## What this task involves
All records below must be retyped exactly.

## Provided entries
----------------

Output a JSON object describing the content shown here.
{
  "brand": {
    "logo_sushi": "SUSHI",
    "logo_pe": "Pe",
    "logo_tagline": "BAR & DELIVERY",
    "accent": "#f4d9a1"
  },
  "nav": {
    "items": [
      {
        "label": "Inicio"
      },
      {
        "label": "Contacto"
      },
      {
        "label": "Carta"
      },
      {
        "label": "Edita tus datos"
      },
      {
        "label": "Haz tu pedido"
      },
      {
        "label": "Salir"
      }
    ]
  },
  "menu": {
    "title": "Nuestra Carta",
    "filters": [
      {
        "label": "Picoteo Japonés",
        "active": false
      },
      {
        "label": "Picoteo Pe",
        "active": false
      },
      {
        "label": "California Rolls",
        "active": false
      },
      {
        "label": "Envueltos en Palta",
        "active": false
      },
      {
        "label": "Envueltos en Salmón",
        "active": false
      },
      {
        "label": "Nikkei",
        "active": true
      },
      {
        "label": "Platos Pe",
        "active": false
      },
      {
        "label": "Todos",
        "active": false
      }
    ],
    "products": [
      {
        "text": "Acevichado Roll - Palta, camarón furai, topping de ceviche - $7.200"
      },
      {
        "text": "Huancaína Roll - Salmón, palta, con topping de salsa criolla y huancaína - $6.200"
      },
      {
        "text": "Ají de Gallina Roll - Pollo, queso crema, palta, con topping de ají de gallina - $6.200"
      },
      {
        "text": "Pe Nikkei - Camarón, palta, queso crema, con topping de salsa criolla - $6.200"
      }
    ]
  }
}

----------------

## Reply
Output a JSON object describing the content shown here.
{
  "brand": {
    "logo_sushi": "SUSHI",
    "logo_pe": "Pe",
    "logo_tagline": "BAR & DELIVERY",
    "accent": "#f4d9a1"
  },
  "nav": {
    "items": [
      {
        "label": "Inicio"
      },
      {
        "label": "Contacto"
      },
      {
        "label": "Carta"
      },
      {
        "label": "Edita tus datos"
      },
      {
        "label": "Haz tu pedido"
      },
      {
        "label": "Salir"
      }
    ]
  },
  "menu": {
    "title": "Nuestra Carta",
    "filters": [
      {
        "label": "Picoteo Japonés",
        "active": false
      },
      {
        "label": "Picoteo Pe",
        "active": false
      },
      {
        "label": "California Rolls",
        "active": false
      },
      {
        "label": "Envueltos en Palta",
        "active": false
      },
      {
        "label": "Envueltos en Salmón",
        "active": false
      },
      {
        "label": "Nikkei",
        "active": true
      },
      {
        "label": "Platos Pe",
        "active": false
      },
      {
        "label": "Todos",
        "active": false
      }
    ],
    "products": [
      {
        "text": "Acevichado Roll - Palta, camarón furai, topping de ceviche - $7.200"
      },
      {
        "text": "Huancaína Roll - Salmón, palta, con topping de salsa criolla y huancaína - $6.200"
      },
      {
        "text": "Ají de Gallina Roll - Pollo, queso crema, palta, con topping de ají de gallina - $6.200"
      },
      {
        "text": "Pe Nikkei - Camarón, palta, queso crema, con topping de salsa criolla - $6.200"
      }
    ]
  }
}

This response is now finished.